◆ What needs to be done
Your task is to copy the records that follow exactly, minus any images.

◆ Record excerpts
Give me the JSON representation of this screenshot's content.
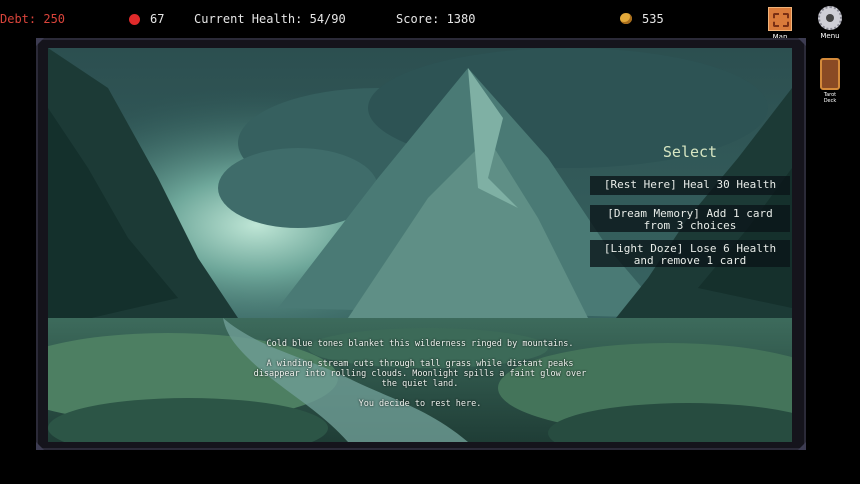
{
  "hud": {
    "debt": "Debt: 250",
    "hp_value": "67",
    "current_health": "Current Health: 54/90",
    "score": "Score: 1380",
    "gold": "535",
    "map_label": "Map",
    "menu_label": "Menu",
    "deck_label": "Tarot Deck"
  },
  "colors": {
    "debt": "#d9443b",
    "hp": "#e02a2a",
    "gold": "#e3a93a",
    "select_title": "#d7e6c2"
  },
  "select": {
    "title": "Select",
    "choices": [
      {
        "label": "[Rest Here] Heal 30 Health"
      },
      {
        "label": "[Dream Memory] Add 1 card from 3 choices"
      },
      {
        "label": "[Light Doze] Lose 6 Health and remove 1 card"
      }
    ]
  },
  "narrative": {
    "line1": "Cold blue tones blanket this wilderness ringed by mountains.",
    "line2": "A winding stream cuts through tall grass while distant peaks disappear into rolling clouds. Moonlight spills a faint glow over the quiet land.",
    "line3": "You decide to rest here."
  },
  "icons": [
    "heart-icon",
    "coin-icon",
    "map-icon",
    "gear-icon",
    "deck-icon"
  ]
}
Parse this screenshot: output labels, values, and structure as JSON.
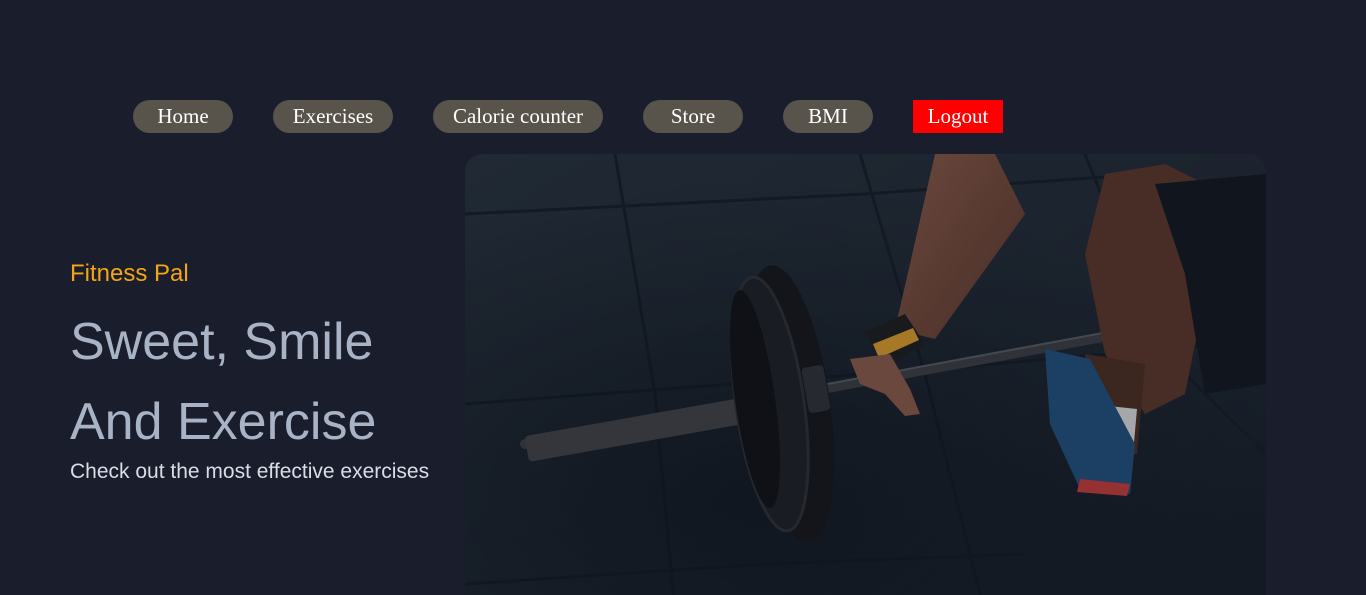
{
  "nav": {
    "items": [
      {
        "label": "Home"
      },
      {
        "label": "Exercises"
      },
      {
        "label": "Calorie counter"
      },
      {
        "label": "Store"
      },
      {
        "label": "BMI"
      }
    ],
    "logout_label": "Logout"
  },
  "hero": {
    "brand": "Fitness Pal",
    "headline_line1": "Sweet, Smile",
    "headline_line2": "And Exercise",
    "tagline": "Check out the most effective exercises",
    "image_icon": "barbell-deadlift-photo"
  },
  "colors": {
    "background": "#1a1d2b",
    "nav_pill": "#58534b",
    "logout": "#ff0000",
    "brand": "#f4a516",
    "headline": "#a9b3c6"
  }
}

◆ Task solution
Give me the JSON representation of this screenshot's content.
{
  "hud": {
    "debt": "Debt: 250",
    "hp_value": "67",
    "current_health": "Current Health: 54/90",
    "score": "Score: 1380",
    "gold": "535",
    "map_label": "Map",
    "menu_label": "Menu",
    "deck_label": "Tarot Deck"
  },
  "colors": {
    "debt": "#d9443b",
    "hp": "#e02a2a",
    "gold": "#e3a93a",
    "select_title": "#d7e6c2"
  },
  "select": {
    "title": "Select",
    "choices": [
      {
        "label": "[Rest Here] Heal 30 Health"
      },
      {
        "label": "[Dream Memory] Add 1 card from 3 choices"
      },
      {
        "label": "[Light Doze] Lose 6 Health and remove 1 card"
      }
    ]
  },
  "narrative": {
    "line1": "Cold blue tones blanket this wilderness ringed by mountains.",
    "line2": "A winding stream cuts through tall grass while distant peaks disappear into rolling clouds. Moonlight spills a faint glow over the quiet land.",
    "line3": "You decide to rest here."
  },
  "icons": [
    "heart-icon",
    "coin-icon",
    "map-icon",
    "gear-icon",
    "deck-icon"
  ]
}
Parse this screenshot: output labels, values, and structure as JSON.
{
  "nav": {
    "items": [
      {
        "label": "Home"
      },
      {
        "label": "Exercises"
      },
      {
        "label": "Calorie counter"
      },
      {
        "label": "Store"
      },
      {
        "label": "BMI"
      }
    ],
    "logout_label": "Logout"
  },
  "hero": {
    "brand": "Fitness Pal",
    "headline_line1": "Sweet, Smile",
    "headline_line2": "And Exercise",
    "tagline": "Check out the most effective exercises",
    "image_icon": "barbell-deadlift-photo"
  },
  "colors": {
    "background": "#1a1d2b",
    "nav_pill": "#58534b",
    "logout": "#ff0000",
    "brand": "#f4a516",
    "headline": "#a9b3c6"
  }
}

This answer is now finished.